(INFORMATION SHOWN)
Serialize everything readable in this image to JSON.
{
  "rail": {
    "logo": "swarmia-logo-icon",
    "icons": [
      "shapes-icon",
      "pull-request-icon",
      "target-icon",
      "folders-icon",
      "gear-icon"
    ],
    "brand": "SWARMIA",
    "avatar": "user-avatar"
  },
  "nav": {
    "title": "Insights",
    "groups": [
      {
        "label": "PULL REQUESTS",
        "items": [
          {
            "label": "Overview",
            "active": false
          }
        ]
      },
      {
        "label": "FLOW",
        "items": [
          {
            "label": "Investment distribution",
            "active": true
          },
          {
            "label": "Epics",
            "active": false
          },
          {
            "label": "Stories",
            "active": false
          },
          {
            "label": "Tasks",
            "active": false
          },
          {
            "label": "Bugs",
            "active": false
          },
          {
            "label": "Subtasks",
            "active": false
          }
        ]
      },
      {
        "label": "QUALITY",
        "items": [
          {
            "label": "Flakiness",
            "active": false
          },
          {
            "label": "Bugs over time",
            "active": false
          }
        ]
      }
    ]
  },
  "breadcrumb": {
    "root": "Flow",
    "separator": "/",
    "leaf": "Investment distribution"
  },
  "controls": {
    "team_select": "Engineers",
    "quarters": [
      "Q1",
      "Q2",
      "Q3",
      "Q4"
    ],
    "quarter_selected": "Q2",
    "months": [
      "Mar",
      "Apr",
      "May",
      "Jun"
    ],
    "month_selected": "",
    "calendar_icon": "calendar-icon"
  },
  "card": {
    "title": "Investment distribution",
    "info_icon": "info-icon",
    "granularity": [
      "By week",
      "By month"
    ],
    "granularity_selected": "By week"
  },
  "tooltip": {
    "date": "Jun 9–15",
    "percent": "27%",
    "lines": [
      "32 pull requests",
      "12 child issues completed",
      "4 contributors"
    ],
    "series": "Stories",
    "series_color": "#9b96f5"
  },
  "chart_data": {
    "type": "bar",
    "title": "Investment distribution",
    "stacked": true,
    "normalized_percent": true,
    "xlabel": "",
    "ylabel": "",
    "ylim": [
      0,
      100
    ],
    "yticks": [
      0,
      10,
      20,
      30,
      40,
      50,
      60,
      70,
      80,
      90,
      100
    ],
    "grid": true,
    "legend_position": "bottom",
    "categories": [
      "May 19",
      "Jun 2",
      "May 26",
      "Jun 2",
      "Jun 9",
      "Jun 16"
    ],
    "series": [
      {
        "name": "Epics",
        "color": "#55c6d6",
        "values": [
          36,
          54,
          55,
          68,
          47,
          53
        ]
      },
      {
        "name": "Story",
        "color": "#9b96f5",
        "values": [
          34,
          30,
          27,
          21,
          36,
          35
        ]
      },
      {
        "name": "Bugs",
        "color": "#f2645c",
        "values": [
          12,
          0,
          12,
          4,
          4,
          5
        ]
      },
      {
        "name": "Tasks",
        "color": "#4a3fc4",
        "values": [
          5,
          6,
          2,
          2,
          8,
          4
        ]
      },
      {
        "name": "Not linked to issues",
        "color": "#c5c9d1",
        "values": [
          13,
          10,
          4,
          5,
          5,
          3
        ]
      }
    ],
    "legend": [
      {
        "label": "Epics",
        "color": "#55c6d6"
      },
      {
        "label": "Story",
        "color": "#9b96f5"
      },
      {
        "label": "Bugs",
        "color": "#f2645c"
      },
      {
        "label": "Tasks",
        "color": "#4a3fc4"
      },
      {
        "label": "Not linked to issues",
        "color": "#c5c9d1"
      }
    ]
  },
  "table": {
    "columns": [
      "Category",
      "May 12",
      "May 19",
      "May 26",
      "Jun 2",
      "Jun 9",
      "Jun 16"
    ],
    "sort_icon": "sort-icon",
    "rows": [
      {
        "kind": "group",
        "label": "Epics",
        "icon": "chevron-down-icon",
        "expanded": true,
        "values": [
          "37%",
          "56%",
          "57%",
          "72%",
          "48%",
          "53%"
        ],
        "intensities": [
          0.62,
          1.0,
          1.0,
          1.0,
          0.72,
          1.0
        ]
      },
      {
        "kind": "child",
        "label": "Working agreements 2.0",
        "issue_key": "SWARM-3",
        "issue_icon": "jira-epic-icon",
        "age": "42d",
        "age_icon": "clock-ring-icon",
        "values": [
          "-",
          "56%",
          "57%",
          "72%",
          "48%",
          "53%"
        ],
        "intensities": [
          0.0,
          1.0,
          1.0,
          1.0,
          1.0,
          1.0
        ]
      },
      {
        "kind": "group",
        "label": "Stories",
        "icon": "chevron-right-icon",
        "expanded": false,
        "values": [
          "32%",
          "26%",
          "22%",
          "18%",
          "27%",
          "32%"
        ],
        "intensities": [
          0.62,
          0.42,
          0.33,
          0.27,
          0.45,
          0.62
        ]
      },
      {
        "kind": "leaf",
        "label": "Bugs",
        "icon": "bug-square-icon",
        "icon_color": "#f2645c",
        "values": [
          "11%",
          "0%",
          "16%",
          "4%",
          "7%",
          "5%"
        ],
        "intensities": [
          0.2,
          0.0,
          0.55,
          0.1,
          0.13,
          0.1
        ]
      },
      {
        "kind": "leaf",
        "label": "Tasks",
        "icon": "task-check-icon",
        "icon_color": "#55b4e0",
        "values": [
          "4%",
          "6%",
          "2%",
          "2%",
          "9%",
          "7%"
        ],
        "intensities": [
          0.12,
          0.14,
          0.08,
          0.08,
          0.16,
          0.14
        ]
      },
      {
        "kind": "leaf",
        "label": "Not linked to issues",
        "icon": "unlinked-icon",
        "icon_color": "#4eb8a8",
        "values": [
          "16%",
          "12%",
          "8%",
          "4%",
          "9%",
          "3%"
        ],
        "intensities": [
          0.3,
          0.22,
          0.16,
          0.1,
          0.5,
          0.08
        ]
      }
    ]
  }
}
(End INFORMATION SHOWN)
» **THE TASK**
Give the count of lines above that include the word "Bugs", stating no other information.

» **RESPONSE**
5